(c) Copyright PWxyz, LLC. All rights reserved

Book list *Starred Review* Travis Coates has lost his head literally. As he dies from acute lymphoblastic leukemia, his head is surgically removed and cryogenically frozen. Five years pass, and, thanks to advances in medical science, it becomes possible to reanimate his head and attach it to a donor body. Travis Coates is alive again, but while his family and friends are all 5 years older, Travis hasn't aged he is still 16 and a sophomore in high school. Awkward? Difficult? Puzzling? You bet. In the past, the two people he could have talked to about this were his best friend, Kyle, and his girlfriend, Cate. But now they're part of the problem. Kyle, who came out to Travis on his deathbed, has gone back into the closet, and Cate is engaged to be married. Stubbornly, Travis vows to reverse these developments by coaxing Kyle out of the closet and persuading Cate to fall in love with him again. How this plays out is the substance of this wonderfully original, character-driven second novel. Whaley has written a tour de force of imagination and empathy, creating a boy for whom past, present, and future come together in an implied invitation to readers to wonder about the very nature of being. A sui generis novel of ideas, Noggin demands much of its readers, but it offers them equally rich rewards. HIGH-DEMAND BACKSTORY: Whaley's sleeper debut, Where Things Come Back (2011), won both the Michael L. Printz Award and the William C. Morris Award, so readers will be eagerly awaiting this second effort.--Cart, Michael Copyright 2010 Booklist

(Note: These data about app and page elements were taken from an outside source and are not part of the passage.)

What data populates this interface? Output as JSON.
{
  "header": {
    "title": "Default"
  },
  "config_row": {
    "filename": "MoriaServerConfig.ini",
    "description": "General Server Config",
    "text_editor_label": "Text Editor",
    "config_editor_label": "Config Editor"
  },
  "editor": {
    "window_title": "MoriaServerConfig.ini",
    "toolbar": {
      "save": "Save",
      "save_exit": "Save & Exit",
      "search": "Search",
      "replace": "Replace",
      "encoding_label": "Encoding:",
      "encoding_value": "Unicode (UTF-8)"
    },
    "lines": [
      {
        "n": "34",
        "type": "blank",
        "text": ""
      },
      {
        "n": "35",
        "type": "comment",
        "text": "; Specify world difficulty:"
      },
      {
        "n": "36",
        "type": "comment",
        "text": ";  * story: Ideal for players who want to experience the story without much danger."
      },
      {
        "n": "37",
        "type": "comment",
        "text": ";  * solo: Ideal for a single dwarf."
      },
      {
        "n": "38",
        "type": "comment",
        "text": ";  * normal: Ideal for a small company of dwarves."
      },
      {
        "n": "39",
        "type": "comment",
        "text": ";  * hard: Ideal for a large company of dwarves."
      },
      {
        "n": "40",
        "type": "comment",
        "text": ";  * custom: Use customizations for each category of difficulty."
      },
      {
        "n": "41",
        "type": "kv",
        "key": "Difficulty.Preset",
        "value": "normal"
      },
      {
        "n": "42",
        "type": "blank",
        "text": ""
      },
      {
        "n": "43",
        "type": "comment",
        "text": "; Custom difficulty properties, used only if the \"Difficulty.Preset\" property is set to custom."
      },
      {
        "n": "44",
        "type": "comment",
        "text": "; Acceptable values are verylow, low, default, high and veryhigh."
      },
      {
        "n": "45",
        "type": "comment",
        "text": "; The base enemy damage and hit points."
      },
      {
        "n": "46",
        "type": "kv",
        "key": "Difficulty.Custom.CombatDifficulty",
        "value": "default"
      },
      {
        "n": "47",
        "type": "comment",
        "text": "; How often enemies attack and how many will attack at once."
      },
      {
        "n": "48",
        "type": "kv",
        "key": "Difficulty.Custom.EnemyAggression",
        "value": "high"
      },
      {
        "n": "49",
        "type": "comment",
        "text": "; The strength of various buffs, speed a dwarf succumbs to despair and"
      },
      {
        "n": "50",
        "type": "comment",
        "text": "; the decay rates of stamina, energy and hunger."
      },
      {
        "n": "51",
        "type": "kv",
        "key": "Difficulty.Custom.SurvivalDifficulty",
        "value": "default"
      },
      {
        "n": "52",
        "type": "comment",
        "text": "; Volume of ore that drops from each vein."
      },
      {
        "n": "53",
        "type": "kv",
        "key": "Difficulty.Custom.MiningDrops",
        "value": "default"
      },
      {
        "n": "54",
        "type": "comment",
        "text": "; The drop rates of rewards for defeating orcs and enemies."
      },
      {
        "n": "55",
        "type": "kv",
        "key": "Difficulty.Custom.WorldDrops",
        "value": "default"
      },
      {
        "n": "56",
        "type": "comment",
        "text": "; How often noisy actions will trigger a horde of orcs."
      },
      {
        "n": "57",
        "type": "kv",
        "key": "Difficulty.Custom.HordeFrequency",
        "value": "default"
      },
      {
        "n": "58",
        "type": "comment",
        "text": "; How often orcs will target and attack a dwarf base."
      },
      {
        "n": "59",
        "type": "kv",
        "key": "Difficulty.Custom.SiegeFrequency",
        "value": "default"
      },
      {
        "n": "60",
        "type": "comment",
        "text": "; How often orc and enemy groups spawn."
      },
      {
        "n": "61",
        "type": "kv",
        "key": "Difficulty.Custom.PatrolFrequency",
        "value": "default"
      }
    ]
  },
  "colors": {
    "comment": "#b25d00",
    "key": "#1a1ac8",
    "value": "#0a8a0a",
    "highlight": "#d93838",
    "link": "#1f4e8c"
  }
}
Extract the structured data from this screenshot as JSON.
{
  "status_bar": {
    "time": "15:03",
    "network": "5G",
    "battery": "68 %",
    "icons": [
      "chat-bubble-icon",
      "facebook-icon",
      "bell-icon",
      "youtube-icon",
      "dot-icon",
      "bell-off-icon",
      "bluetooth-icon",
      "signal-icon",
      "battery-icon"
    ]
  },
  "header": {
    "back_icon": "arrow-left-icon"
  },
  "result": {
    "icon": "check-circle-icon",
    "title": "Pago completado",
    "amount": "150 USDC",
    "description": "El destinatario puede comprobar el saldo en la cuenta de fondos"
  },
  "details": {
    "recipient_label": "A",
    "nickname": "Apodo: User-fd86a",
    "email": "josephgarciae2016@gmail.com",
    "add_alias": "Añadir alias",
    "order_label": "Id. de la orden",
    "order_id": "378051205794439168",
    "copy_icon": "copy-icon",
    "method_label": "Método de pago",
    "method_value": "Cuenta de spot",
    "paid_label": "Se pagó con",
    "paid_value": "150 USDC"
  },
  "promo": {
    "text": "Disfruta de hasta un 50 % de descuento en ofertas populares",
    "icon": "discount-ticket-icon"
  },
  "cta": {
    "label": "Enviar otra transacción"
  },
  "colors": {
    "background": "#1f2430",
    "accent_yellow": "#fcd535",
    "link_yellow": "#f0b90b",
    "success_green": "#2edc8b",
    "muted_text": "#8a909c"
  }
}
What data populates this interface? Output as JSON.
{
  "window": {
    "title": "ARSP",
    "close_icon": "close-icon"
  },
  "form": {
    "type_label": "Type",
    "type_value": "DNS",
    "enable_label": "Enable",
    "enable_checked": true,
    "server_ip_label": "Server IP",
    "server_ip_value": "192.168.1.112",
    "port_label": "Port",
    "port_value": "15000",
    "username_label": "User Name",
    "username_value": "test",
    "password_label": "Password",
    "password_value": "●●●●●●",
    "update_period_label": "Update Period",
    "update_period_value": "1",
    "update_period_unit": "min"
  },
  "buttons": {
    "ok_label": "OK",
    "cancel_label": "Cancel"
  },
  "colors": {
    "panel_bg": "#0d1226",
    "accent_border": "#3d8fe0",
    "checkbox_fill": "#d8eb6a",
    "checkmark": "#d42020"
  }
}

From Booklist, Copyright © American Library Association. Used with permission.

201 Main Street  |  P. O. Box 183  |  Joice, IA 50446-0183  |  Phone: 641-588-3330
Powered by: YouSeeMore © The Library Corporation (TLC)